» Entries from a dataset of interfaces

******

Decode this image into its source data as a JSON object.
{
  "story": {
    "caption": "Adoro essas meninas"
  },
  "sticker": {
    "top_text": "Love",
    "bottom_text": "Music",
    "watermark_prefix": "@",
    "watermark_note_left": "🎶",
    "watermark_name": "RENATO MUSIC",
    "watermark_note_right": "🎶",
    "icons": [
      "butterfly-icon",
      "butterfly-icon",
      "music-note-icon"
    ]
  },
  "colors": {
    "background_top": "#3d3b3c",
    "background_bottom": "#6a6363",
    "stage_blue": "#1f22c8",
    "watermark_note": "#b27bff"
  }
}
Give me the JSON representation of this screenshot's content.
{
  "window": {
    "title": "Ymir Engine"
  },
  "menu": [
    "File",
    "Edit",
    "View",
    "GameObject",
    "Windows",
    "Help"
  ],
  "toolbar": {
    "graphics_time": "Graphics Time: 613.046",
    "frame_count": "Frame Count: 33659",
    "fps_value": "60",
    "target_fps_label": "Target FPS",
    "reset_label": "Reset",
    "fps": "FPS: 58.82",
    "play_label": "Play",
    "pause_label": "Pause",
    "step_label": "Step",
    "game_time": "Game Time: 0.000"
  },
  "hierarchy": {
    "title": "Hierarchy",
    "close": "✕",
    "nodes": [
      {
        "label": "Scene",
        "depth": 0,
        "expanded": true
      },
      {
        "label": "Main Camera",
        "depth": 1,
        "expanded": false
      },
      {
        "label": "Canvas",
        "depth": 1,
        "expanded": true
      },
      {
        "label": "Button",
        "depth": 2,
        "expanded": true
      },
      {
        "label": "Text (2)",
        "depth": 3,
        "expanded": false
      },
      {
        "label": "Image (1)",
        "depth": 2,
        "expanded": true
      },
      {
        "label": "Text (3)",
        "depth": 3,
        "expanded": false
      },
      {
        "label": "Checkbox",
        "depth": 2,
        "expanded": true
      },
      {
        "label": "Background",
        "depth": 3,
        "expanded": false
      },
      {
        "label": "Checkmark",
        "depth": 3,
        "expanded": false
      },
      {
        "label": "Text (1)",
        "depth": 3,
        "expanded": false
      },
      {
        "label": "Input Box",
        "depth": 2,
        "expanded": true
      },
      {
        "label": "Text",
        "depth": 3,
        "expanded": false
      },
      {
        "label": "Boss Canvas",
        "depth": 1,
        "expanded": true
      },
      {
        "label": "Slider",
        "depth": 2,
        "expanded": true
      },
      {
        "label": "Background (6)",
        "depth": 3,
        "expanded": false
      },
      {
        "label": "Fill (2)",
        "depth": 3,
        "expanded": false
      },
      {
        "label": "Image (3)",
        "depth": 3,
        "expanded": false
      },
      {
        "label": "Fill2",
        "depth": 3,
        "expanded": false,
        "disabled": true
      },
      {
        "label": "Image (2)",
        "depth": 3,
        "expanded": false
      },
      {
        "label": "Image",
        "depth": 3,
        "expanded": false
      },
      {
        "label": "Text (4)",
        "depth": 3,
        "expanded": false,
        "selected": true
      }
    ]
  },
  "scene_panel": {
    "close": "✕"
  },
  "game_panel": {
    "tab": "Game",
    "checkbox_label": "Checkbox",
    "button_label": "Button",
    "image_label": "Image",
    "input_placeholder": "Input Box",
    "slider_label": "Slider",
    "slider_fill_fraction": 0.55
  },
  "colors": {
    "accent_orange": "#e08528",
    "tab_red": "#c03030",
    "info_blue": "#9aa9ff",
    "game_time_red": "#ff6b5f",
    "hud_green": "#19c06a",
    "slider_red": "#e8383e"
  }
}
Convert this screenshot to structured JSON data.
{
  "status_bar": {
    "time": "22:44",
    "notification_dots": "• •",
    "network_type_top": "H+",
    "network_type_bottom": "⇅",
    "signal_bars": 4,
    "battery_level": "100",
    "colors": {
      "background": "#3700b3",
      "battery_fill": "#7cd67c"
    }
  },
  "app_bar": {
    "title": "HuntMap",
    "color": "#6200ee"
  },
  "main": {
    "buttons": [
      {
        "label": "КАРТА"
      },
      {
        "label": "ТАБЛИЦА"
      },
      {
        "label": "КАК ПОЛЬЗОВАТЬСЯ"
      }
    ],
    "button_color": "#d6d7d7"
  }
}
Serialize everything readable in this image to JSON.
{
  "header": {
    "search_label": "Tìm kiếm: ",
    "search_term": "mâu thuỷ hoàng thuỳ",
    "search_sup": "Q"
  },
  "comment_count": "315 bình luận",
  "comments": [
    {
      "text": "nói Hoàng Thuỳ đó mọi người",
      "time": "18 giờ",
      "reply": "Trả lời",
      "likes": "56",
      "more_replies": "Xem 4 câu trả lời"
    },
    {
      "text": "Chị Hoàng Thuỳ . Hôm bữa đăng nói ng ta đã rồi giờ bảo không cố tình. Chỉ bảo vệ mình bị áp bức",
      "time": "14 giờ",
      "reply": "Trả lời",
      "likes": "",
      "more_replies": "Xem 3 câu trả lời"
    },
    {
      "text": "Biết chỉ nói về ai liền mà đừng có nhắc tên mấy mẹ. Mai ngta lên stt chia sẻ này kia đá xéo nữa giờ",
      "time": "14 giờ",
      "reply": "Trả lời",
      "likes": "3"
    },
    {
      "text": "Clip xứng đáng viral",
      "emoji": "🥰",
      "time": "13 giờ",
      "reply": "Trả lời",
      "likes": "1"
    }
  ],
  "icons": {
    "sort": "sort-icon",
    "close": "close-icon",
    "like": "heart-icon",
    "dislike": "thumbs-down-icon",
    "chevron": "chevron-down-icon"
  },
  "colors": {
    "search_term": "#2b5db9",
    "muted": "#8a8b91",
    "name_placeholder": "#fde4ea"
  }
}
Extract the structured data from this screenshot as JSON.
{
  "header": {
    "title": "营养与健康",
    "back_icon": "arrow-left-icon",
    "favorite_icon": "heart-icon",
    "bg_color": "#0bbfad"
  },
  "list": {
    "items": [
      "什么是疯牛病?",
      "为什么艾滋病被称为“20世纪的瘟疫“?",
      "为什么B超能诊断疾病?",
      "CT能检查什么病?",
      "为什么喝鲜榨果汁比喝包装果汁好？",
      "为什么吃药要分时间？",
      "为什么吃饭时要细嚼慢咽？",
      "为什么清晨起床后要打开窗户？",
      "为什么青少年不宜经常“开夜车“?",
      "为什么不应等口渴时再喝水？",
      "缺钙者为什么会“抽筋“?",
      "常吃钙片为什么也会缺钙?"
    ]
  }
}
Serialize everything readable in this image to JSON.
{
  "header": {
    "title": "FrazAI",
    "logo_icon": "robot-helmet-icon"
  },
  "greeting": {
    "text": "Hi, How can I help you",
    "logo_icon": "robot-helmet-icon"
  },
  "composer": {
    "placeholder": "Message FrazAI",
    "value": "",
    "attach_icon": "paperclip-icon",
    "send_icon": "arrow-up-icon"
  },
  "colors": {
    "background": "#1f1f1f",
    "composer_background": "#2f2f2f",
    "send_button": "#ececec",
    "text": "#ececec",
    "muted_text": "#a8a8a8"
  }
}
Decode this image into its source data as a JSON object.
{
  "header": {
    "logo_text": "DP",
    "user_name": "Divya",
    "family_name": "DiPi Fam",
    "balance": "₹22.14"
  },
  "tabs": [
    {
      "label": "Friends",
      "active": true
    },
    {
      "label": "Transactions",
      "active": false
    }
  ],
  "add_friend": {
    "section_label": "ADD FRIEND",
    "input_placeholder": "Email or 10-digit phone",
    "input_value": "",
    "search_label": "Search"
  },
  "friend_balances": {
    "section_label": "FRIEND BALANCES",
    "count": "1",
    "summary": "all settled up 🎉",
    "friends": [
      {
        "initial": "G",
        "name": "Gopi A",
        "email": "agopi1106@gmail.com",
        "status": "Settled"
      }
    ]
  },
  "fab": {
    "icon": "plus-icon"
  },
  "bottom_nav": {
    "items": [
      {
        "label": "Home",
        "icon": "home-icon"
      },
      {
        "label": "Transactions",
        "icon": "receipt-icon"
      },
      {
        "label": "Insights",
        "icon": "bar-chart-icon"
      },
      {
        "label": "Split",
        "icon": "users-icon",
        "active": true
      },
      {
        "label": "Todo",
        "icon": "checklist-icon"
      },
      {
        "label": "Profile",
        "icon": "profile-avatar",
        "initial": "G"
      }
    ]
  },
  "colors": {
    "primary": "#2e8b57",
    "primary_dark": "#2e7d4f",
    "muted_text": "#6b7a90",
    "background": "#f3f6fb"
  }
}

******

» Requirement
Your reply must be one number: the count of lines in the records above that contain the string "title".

» Answer space
5